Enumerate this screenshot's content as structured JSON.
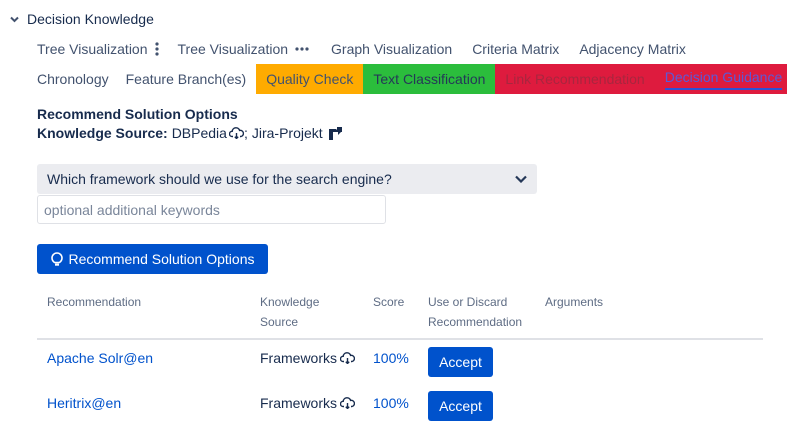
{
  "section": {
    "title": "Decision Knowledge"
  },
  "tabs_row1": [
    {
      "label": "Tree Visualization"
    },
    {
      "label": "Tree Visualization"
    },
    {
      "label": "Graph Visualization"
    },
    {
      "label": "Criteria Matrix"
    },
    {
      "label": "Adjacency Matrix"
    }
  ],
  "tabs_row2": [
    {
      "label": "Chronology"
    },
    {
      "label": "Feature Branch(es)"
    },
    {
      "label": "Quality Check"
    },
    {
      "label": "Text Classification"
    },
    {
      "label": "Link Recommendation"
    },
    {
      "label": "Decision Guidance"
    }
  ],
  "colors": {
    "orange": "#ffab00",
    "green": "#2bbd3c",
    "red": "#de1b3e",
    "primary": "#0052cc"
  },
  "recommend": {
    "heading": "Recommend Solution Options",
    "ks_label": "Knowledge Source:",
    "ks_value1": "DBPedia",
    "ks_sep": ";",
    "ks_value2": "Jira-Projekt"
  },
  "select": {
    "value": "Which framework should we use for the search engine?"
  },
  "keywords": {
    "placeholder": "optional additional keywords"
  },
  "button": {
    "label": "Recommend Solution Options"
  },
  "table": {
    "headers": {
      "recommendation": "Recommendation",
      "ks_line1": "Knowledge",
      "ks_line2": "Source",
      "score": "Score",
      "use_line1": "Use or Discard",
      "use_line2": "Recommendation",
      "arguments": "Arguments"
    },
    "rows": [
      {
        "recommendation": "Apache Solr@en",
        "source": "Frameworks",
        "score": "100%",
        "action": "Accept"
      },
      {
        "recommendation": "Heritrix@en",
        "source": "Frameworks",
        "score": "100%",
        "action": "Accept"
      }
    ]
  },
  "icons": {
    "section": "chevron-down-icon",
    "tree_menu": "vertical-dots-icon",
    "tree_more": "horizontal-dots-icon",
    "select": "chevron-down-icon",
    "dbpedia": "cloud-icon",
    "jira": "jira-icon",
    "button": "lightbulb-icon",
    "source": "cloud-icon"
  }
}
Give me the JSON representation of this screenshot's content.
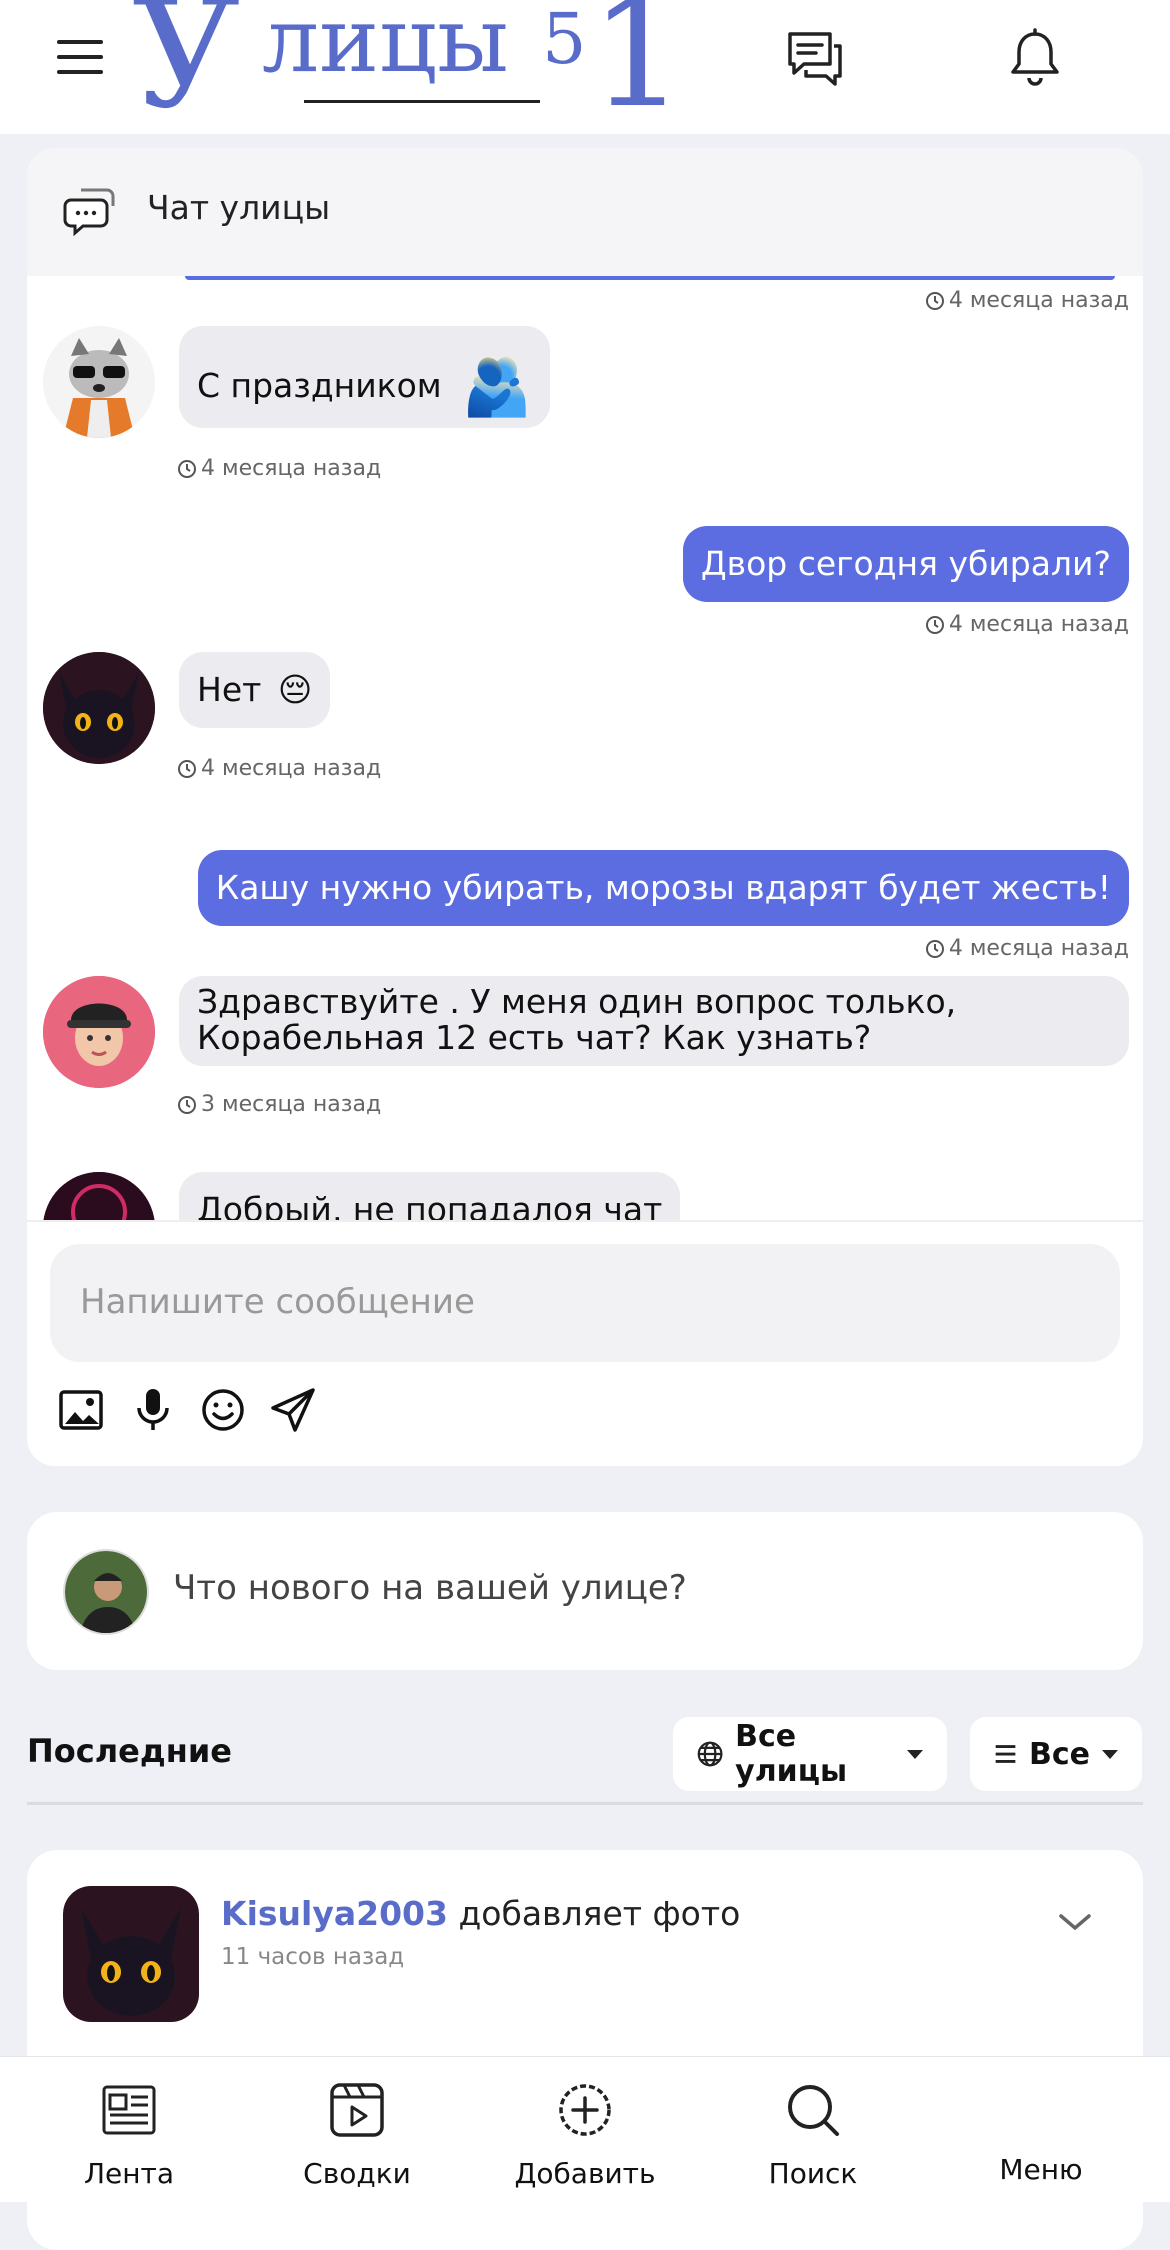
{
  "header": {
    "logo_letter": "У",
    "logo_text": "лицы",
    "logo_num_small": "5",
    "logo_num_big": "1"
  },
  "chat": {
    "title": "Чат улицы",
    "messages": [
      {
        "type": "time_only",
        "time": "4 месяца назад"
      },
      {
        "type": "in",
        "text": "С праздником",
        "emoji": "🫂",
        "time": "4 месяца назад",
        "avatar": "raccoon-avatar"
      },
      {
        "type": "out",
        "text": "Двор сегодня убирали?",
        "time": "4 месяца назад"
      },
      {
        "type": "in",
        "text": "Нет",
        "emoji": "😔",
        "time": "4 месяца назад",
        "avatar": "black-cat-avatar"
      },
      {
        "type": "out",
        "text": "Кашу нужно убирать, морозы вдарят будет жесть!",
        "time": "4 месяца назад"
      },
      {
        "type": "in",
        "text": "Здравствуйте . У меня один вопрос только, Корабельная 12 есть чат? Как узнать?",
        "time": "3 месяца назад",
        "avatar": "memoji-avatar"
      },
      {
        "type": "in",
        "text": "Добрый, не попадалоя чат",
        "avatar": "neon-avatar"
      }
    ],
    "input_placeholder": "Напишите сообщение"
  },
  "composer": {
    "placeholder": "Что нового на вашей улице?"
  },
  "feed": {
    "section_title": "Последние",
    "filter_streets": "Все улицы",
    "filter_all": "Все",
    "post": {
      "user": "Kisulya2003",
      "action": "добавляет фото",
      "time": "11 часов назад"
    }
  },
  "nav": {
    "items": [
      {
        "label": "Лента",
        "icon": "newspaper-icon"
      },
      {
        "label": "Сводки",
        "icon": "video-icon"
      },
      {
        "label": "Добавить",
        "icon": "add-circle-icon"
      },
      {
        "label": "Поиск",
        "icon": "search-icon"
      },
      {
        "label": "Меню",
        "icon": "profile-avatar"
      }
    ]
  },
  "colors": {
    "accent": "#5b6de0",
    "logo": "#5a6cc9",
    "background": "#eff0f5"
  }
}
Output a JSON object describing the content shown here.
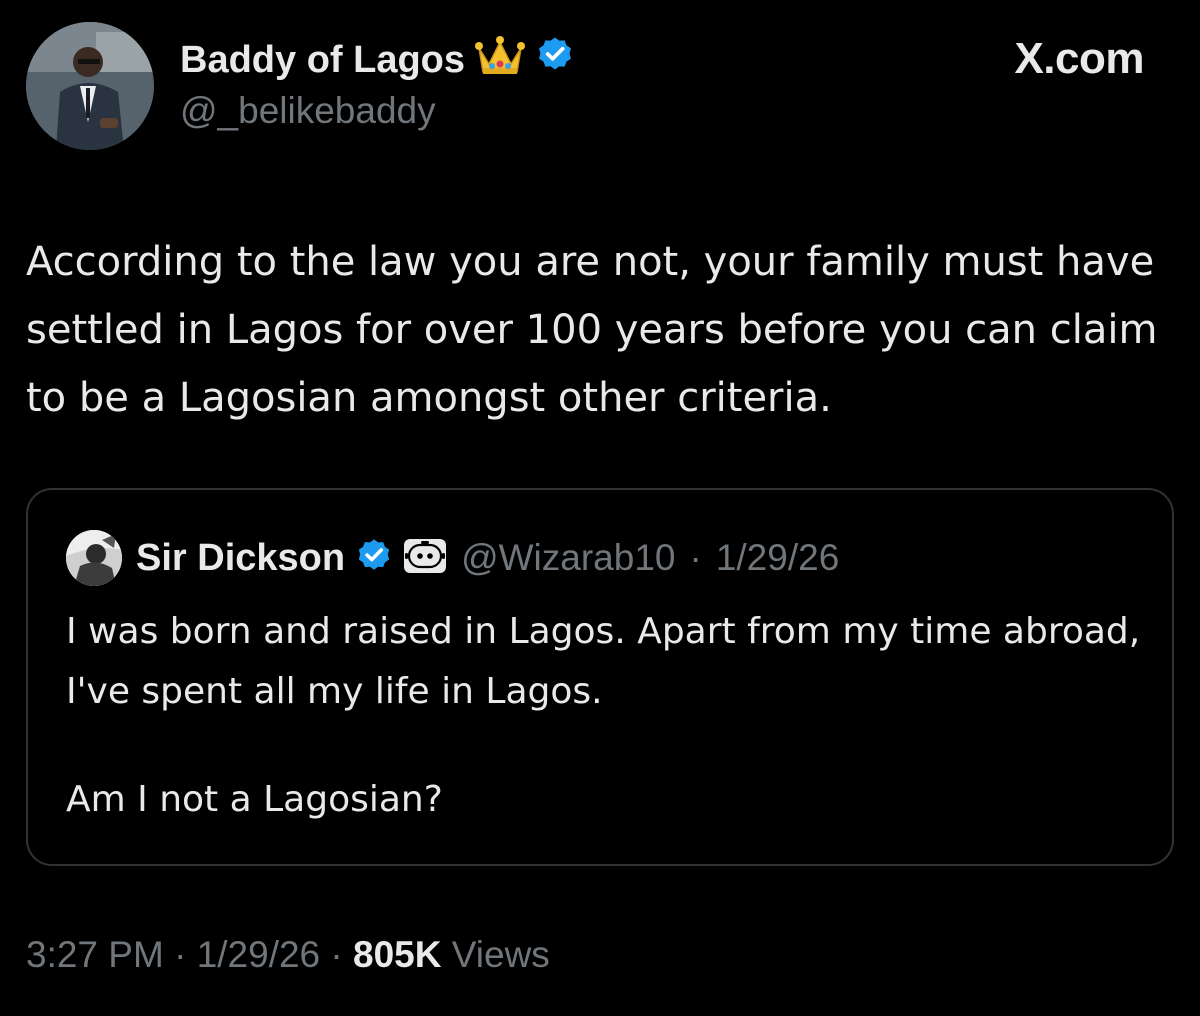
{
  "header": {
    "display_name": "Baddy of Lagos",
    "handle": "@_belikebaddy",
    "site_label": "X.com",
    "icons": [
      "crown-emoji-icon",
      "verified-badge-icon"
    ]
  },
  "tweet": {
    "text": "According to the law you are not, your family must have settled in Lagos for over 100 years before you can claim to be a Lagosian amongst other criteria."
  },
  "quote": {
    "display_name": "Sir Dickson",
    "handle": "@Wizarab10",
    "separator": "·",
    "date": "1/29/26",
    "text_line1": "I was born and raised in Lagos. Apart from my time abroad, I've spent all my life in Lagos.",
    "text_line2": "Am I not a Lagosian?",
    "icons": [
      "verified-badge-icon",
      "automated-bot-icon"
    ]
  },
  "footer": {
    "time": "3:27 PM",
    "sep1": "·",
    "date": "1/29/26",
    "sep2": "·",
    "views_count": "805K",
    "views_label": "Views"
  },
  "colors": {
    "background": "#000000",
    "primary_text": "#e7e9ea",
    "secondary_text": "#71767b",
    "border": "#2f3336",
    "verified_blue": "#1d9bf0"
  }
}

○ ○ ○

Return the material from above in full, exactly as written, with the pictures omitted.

Enumerate this screenshot's content as structured JSON.
{
  "section": {
    "title": "Decision Knowledge"
  },
  "tabs_row1": [
    {
      "label": "Tree Visualization"
    },
    {
      "label": "Tree Visualization"
    },
    {
      "label": "Graph Visualization"
    },
    {
      "label": "Criteria Matrix"
    },
    {
      "label": "Adjacency Matrix"
    }
  ],
  "tabs_row2": [
    {
      "label": "Chronology"
    },
    {
      "label": "Feature Branch(es)"
    },
    {
      "label": "Quality Check"
    },
    {
      "label": "Text Classification"
    },
    {
      "label": "Link Recommendation"
    },
    {
      "label": "Decision Guidance"
    }
  ],
  "colors": {
    "orange": "#ffab00",
    "green": "#2bbd3c",
    "red": "#de1b3e",
    "primary": "#0052cc"
  },
  "recommend": {
    "heading": "Recommend Solution Options",
    "ks_label": "Knowledge Source:",
    "ks_value1": "DBPedia",
    "ks_sep": ";",
    "ks_value2": "Jira-Projekt"
  },
  "select": {
    "value": "Which framework should we use for the search engine?"
  },
  "keywords": {
    "placeholder": "optional additional keywords"
  },
  "button": {
    "label": "Recommend Solution Options"
  },
  "table": {
    "headers": {
      "recommendation": "Recommendation",
      "ks_line1": "Knowledge",
      "ks_line2": "Source",
      "score": "Score",
      "use_line1": "Use or Discard",
      "use_line2": "Recommendation",
      "arguments": "Arguments"
    },
    "rows": [
      {
        "recommendation": "Apache Solr@en",
        "source": "Frameworks",
        "score": "100%",
        "action": "Accept"
      },
      {
        "recommendation": "Heritrix@en",
        "source": "Frameworks",
        "score": "100%",
        "action": "Accept"
      }
    ]
  },
  "icons": {
    "section": "chevron-down-icon",
    "tree_menu": "vertical-dots-icon",
    "tree_more": "horizontal-dots-icon",
    "select": "chevron-down-icon",
    "dbpedia": "cloud-icon",
    "jira": "jira-icon",
    "button": "lightbulb-icon",
    "source": "cloud-icon"
  }
}
Give me the JSON representation of this screenshot's content.
{
  "header": {
    "logo_letter": "У",
    "logo_text": "лицы",
    "logo_num_small": "5",
    "logo_num_big": "1"
  },
  "chat": {
    "title": "Чат улицы",
    "messages": [
      {
        "type": "time_only",
        "time": "4 месяца назад"
      },
      {
        "type": "in",
        "text": "С праздником",
        "emoji": "🫂",
        "time": "4 месяца назад",
        "avatar": "raccoon-avatar"
      },
      {
        "type": "out",
        "text": "Двор сегодня убирали?",
        "time": "4 месяца назад"
      },
      {
        "type": "in",
        "text": "Нет",
        "emoji": "😔",
        "time": "4 месяца назад",
        "avatar": "black-cat-avatar"
      },
      {
        "type": "out",
        "text": "Кашу нужно убирать, морозы вдарят будет жесть!",
        "time": "4 месяца назад"
      },
      {
        "type": "in",
        "text": "Здравствуйте . У меня один вопрос только, Корабельная 12 есть чат? Как узнать?",
        "time": "3 месяца назад",
        "avatar": "memoji-avatar"
      },
      {
        "type": "in",
        "text": "Добрый, не попадалоя чат",
        "avatar": "neon-avatar"
      }
    ],
    "input_placeholder": "Напишите сообщение"
  },
  "composer": {
    "placeholder": "Что нового на вашей улице?"
  },
  "feed": {
    "section_title": "Последние",
    "filter_streets": "Все улицы",
    "filter_all": "Все",
    "post": {
      "user": "Kisulya2003",
      "action": "добавляет фото",
      "time": "11 часов назад"
    }
  },
  "nav": {
    "items": [
      {
        "label": "Лента",
        "icon": "newspaper-icon"
      },
      {
        "label": "Сводки",
        "icon": "video-icon"
      },
      {
        "label": "Добавить",
        "icon": "add-circle-icon"
      },
      {
        "label": "Поиск",
        "icon": "search-icon"
      },
      {
        "label": "Меню",
        "icon": "profile-avatar"
      }
    ]
  },
  "colors": {
    "accent": "#5b6de0",
    "logo": "#5a6cc9",
    "background": "#eff0f5"
  }
}
Output a JSON object describing the content shown here.
{
  "header": {
    "display_name": "Baddy of Lagos",
    "handle": "@_belikebaddy",
    "site_label": "X.com",
    "icons": [
      "crown-emoji-icon",
      "verified-badge-icon"
    ]
  },
  "tweet": {
    "text": "According to the law you are not, your family must have settled in Lagos for over 100 years before you can claim to be a Lagosian amongst other criteria."
  },
  "quote": {
    "display_name": "Sir Dickson",
    "handle": "@Wizarab10",
    "separator": "·",
    "date": "1/29/26",
    "text_line1": "I was born and raised in Lagos. Apart from my time abroad, I've spent all my life in Lagos.",
    "text_line2": "Am I not a Lagosian?",
    "icons": [
      "verified-badge-icon",
      "automated-bot-icon"
    ]
  },
  "footer": {
    "time": "3:27 PM",
    "sep1": "·",
    "date": "1/29/26",
    "sep2": "·",
    "views_count": "805K",
    "views_label": "Views"
  },
  "colors": {
    "background": "#000000",
    "primary_text": "#e7e9ea",
    "secondary_text": "#71767b",
    "border": "#2f3336",
    "verified_blue": "#1d9bf0"
  }
}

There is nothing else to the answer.